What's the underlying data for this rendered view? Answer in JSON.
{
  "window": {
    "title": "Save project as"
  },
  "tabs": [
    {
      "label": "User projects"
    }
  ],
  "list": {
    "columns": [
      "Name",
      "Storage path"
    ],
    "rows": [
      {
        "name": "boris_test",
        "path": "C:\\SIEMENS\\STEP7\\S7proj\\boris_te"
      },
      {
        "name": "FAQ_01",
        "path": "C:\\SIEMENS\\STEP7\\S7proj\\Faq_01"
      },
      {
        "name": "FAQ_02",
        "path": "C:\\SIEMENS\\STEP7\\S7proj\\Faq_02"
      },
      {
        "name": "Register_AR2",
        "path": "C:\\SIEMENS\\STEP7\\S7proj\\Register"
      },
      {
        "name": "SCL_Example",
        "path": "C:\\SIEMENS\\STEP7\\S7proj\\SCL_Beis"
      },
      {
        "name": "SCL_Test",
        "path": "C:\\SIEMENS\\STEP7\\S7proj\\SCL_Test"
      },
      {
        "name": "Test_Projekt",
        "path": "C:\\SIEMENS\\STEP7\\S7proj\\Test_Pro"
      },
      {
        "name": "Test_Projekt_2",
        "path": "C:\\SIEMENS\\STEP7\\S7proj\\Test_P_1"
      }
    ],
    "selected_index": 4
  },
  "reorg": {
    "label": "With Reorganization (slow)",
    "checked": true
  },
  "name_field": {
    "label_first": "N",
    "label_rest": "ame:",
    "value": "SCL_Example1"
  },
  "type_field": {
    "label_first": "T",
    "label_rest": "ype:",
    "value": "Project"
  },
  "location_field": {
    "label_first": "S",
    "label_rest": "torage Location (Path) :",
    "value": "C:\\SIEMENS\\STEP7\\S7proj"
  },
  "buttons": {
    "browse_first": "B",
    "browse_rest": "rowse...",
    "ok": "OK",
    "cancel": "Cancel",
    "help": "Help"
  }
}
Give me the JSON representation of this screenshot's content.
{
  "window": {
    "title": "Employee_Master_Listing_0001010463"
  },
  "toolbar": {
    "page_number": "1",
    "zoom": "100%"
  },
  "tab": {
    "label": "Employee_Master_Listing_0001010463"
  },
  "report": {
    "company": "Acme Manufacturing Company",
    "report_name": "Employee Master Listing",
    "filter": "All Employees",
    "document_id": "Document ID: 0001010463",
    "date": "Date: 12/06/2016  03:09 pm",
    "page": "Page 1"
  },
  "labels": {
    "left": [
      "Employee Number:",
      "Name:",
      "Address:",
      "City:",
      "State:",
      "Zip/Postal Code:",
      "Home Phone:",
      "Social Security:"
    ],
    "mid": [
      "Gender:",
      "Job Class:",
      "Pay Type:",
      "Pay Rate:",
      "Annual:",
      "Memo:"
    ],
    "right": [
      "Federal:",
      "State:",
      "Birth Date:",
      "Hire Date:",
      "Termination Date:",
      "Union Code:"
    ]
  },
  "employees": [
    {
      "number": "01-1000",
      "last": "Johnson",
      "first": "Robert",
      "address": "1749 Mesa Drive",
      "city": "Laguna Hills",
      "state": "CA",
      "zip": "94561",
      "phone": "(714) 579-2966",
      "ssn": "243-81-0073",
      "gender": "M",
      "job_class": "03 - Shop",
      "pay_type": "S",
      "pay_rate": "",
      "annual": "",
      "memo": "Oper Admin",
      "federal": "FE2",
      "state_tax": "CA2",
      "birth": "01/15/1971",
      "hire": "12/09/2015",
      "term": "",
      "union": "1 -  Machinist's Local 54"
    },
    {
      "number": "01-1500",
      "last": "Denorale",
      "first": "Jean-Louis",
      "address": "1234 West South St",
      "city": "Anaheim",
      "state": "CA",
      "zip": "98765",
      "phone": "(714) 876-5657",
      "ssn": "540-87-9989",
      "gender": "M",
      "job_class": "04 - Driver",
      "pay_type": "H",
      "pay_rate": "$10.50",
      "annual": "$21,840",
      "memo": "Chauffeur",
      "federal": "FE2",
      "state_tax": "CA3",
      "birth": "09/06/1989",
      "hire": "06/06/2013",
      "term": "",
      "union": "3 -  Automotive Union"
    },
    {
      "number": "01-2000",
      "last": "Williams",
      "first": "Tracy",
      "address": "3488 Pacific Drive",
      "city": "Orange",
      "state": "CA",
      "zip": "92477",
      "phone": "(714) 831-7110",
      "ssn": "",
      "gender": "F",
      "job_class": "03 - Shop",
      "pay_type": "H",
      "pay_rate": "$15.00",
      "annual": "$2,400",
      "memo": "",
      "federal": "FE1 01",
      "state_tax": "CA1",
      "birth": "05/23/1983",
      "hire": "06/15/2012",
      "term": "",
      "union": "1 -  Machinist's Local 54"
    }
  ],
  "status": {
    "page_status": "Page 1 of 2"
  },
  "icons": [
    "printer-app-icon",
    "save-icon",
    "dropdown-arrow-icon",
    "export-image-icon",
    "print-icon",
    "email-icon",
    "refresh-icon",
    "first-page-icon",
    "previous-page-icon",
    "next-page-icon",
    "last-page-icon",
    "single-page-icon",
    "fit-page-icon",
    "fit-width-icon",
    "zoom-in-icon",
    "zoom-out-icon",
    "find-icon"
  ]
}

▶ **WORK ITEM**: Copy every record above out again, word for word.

▶ **ANSWER BOX**:
What's the underlying data for this rendered view? Answer in JSON.
{
  "window": {
    "title": "Save project as"
  },
  "tabs": [
    {
      "label": "User projects"
    }
  ],
  "list": {
    "columns": [
      "Name",
      "Storage path"
    ],
    "rows": [
      {
        "name": "boris_test",
        "path": "C:\\SIEMENS\\STEP7\\S7proj\\boris_te"
      },
      {
        "name": "FAQ_01",
        "path": "C:\\SIEMENS\\STEP7\\S7proj\\Faq_01"
      },
      {
        "name": "FAQ_02",
        "path": "C:\\SIEMENS\\STEP7\\S7proj\\Faq_02"
      },
      {
        "name": "Register_AR2",
        "path": "C:\\SIEMENS\\STEP7\\S7proj\\Register"
      },
      {
        "name": "SCL_Example",
        "path": "C:\\SIEMENS\\STEP7\\S7proj\\SCL_Beis"
      },
      {
        "name": "SCL_Test",
        "path": "C:\\SIEMENS\\STEP7\\S7proj\\SCL_Test"
      },
      {
        "name": "Test_Projekt",
        "path": "C:\\SIEMENS\\STEP7\\S7proj\\Test_Pro"
      },
      {
        "name": "Test_Projekt_2",
        "path": "C:\\SIEMENS\\STEP7\\S7proj\\Test_P_1"
      }
    ],
    "selected_index": 4
  },
  "reorg": {
    "label": "With Reorganization (slow)",
    "checked": true
  },
  "name_field": {
    "label_first": "N",
    "label_rest": "ame:",
    "value": "SCL_Example1"
  },
  "type_field": {
    "label_first": "T",
    "label_rest": "ype:",
    "value": "Project"
  },
  "location_field": {
    "label_first": "S",
    "label_rest": "torage Location (Path) :",
    "value": "C:\\SIEMENS\\STEP7\\S7proj"
  },
  "buttons": {
    "browse_first": "B",
    "browse_rest": "rowse...",
    "ok": "OK",
    "cancel": "Cancel",
    "help": "Help"
  }
}
Give me the JSON representation of this screenshot's content.
{
  "window": {
    "title": "Employee_Master_Listing_0001010463"
  },
  "toolbar": {
    "page_number": "1",
    "zoom": "100%"
  },
  "tab": {
    "label": "Employee_Master_Listing_0001010463"
  },
  "report": {
    "company": "Acme Manufacturing Company",
    "report_name": "Employee Master Listing",
    "filter": "All Employees",
    "document_id": "Document ID: 0001010463",
    "date": "Date: 12/06/2016  03:09 pm",
    "page": "Page 1"
  },
  "labels": {
    "left": [
      "Employee Number:",
      "Name:",
      "Address:",
      "City:",
      "State:",
      "Zip/Postal Code:",
      "Home Phone:",
      "Social Security:"
    ],
    "mid": [
      "Gender:",
      "Job Class:",
      "Pay Type:",
      "Pay Rate:",
      "Annual:",
      "Memo:"
    ],
    "right": [
      "Federal:",
      "State:",
      "Birth Date:",
      "Hire Date:",
      "Termination Date:",
      "Union Code:"
    ]
  },
  "employees": [
    {
      "number": "01-1000",
      "last": "Johnson",
      "first": "Robert",
      "address": "1749 Mesa Drive",
      "city": "Laguna Hills",
      "state": "CA",
      "zip": "94561",
      "phone": "(714) 579-2966",
      "ssn": "243-81-0073",
      "gender": "M",
      "job_class": "03 - Shop",
      "pay_type": "S",
      "pay_rate": "",
      "annual": "",
      "memo": "Oper Admin",
      "federal": "FE2",
      "state_tax": "CA2",
      "birth": "01/15/1971",
      "hire": "12/09/2015",
      "term": "",
      "union": "1 -  Machinist's Local 54"
    },
    {
      "number": "01-1500",
      "last": "Denorale",
      "first": "Jean-Louis",
      "address": "1234 West South St",
      "city": "Anaheim",
      "state": "CA",
      "zip": "98765",
      "phone": "(714) 876-5657",
      "ssn": "540-87-9989",
      "gender": "M",
      "job_class": "04 - Driver",
      "pay_type": "H",
      "pay_rate": "$10.50",
      "annual": "$21,840",
      "memo": "Chauffeur",
      "federal": "FE2",
      "state_tax": "CA3",
      "birth": "09/06/1989",
      "hire": "06/06/2013",
      "term": "",
      "union": "3 -  Automotive Union"
    },
    {
      "number": "01-2000",
      "last": "Williams",
      "first": "Tracy",
      "address": "3488 Pacific Drive",
      "city": "Orange",
      "state": "CA",
      "zip": "92477",
      "phone": "(714) 831-7110",
      "ssn": "",
      "gender": "F",
      "job_class": "03 - Shop",
      "pay_type": "H",
      "pay_rate": "$15.00",
      "annual": "$2,400",
      "memo": "",
      "federal": "FE1 01",
      "state_tax": "CA1",
      "birth": "05/23/1983",
      "hire": "06/15/2012",
      "term": "",
      "union": "1 -  Machinist's Local 54"
    }
  ],
  "status": {
    "page_status": "Page 1 of 2"
  },
  "icons": [
    "printer-app-icon",
    "save-icon",
    "dropdown-arrow-icon",
    "export-image-icon",
    "print-icon",
    "email-icon",
    "refresh-icon",
    "first-page-icon",
    "previous-page-icon",
    "next-page-icon",
    "last-page-icon",
    "single-page-icon",
    "fit-page-icon",
    "fit-width-icon",
    "zoom-in-icon",
    "zoom-out-icon",
    "find-icon"
  ]
}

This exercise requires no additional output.